* What the task requires
Please copy each line in the records below that contains the string "name".
== Data for this task
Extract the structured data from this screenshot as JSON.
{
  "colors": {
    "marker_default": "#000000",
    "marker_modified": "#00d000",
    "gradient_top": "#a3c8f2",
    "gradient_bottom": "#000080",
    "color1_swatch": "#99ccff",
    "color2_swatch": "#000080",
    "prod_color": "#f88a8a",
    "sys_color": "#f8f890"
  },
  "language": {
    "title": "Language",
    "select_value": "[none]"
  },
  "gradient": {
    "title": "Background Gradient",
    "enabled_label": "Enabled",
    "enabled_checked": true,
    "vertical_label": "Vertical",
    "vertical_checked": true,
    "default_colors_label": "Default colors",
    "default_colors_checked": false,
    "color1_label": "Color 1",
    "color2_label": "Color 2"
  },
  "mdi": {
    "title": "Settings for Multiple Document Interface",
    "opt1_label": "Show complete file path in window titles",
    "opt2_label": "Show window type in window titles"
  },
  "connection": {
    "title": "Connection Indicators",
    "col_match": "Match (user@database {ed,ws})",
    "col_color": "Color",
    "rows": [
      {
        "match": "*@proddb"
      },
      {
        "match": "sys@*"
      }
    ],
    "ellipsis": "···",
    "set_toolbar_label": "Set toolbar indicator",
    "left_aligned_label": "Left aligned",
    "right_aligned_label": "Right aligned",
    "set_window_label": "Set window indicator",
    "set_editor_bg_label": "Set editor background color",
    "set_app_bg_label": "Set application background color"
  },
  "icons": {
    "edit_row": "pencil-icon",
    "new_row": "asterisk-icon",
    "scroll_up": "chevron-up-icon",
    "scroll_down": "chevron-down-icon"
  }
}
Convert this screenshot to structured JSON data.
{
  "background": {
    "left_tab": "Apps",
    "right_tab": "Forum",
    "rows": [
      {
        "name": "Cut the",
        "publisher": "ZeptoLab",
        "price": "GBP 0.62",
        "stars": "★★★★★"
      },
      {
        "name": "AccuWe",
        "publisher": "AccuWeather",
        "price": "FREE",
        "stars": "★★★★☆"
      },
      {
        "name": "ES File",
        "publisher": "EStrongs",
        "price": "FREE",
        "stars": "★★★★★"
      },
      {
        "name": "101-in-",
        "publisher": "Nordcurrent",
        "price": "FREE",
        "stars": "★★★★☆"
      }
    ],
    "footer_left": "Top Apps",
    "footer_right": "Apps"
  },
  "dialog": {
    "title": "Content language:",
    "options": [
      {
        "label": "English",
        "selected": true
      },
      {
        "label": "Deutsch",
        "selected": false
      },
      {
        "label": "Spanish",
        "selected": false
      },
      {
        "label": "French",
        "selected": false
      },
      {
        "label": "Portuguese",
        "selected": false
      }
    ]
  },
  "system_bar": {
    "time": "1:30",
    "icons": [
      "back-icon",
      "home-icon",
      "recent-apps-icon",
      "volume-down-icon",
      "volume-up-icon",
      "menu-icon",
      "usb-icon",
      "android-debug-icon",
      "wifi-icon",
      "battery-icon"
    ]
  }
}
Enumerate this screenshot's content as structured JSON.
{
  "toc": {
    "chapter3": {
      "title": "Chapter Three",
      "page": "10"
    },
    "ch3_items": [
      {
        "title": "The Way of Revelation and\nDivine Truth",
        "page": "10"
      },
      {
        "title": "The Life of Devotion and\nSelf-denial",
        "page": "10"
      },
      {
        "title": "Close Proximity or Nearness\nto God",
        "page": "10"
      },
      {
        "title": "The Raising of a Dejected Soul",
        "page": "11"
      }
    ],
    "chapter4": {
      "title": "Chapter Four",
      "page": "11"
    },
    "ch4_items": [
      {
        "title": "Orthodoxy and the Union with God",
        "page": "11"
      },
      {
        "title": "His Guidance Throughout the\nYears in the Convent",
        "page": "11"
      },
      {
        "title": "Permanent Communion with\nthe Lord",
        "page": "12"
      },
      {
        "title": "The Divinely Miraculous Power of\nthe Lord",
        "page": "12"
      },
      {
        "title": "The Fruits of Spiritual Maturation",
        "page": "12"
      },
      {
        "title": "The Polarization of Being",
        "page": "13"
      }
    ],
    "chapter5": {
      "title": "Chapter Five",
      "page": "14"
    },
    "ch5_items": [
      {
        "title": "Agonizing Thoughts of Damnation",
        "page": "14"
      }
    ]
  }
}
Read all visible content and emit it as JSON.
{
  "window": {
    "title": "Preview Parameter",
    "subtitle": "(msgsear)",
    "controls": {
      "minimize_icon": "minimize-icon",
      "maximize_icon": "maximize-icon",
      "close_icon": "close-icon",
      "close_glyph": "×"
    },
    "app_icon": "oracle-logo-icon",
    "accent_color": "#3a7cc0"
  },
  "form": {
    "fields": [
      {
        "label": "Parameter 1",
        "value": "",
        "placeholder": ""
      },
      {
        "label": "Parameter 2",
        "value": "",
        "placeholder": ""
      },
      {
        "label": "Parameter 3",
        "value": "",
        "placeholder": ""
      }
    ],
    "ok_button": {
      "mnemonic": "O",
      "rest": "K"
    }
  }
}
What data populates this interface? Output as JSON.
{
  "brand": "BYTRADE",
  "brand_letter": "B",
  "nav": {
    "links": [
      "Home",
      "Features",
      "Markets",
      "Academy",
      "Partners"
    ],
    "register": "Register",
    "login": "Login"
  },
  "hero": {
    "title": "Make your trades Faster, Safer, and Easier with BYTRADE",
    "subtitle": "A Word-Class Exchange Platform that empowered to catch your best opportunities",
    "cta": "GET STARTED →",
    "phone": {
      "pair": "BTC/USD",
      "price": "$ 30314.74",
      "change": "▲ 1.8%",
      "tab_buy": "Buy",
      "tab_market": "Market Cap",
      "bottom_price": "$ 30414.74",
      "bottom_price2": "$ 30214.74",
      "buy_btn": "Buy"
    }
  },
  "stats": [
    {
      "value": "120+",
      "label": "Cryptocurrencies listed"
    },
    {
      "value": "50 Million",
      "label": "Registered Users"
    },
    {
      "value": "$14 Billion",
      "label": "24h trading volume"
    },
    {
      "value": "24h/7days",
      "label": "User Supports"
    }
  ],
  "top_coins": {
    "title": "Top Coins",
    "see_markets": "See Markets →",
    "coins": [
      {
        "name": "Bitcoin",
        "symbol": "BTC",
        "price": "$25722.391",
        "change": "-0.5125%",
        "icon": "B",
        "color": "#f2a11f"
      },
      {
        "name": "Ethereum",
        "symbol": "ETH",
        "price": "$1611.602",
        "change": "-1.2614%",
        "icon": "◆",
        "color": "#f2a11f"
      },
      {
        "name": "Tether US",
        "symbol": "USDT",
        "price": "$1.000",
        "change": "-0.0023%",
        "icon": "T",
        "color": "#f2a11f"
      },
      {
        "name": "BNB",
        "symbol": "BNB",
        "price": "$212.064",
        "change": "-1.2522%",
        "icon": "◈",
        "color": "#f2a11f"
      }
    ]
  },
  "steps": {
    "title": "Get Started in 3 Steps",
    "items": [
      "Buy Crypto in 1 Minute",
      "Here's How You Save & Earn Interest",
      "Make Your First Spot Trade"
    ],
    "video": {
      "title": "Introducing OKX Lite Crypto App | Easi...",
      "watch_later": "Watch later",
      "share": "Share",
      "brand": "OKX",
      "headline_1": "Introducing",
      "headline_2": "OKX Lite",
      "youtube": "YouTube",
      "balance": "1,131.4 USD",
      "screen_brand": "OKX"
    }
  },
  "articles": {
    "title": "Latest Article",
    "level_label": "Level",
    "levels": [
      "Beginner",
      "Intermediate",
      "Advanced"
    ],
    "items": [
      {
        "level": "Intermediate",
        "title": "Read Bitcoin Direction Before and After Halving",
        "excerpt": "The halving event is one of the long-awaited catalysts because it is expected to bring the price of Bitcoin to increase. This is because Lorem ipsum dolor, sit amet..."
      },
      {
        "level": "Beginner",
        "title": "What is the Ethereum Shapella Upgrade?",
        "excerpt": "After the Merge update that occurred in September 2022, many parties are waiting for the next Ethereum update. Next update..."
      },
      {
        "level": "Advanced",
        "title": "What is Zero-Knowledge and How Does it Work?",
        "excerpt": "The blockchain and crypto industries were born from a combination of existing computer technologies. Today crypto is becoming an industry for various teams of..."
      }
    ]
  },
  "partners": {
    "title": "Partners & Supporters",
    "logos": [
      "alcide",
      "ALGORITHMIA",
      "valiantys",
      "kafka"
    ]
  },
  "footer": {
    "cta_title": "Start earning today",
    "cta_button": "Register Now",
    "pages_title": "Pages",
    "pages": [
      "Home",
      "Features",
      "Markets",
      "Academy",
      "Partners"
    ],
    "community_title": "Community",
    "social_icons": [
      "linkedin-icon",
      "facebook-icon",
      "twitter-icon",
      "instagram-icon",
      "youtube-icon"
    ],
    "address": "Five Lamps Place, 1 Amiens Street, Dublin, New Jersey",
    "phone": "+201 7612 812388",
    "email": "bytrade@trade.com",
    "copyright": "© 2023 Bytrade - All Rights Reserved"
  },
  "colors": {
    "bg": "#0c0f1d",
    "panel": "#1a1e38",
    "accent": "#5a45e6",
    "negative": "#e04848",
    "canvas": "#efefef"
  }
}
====
* Result of this task
        "name": "Cut the",
        "name": "AccuWe",
        "name": "ES File",
        "name": "101-in-",
        "name": "Bitcoin",
        "name": "Ethereum",
        "name": "Tether US",
        "name": "BNB",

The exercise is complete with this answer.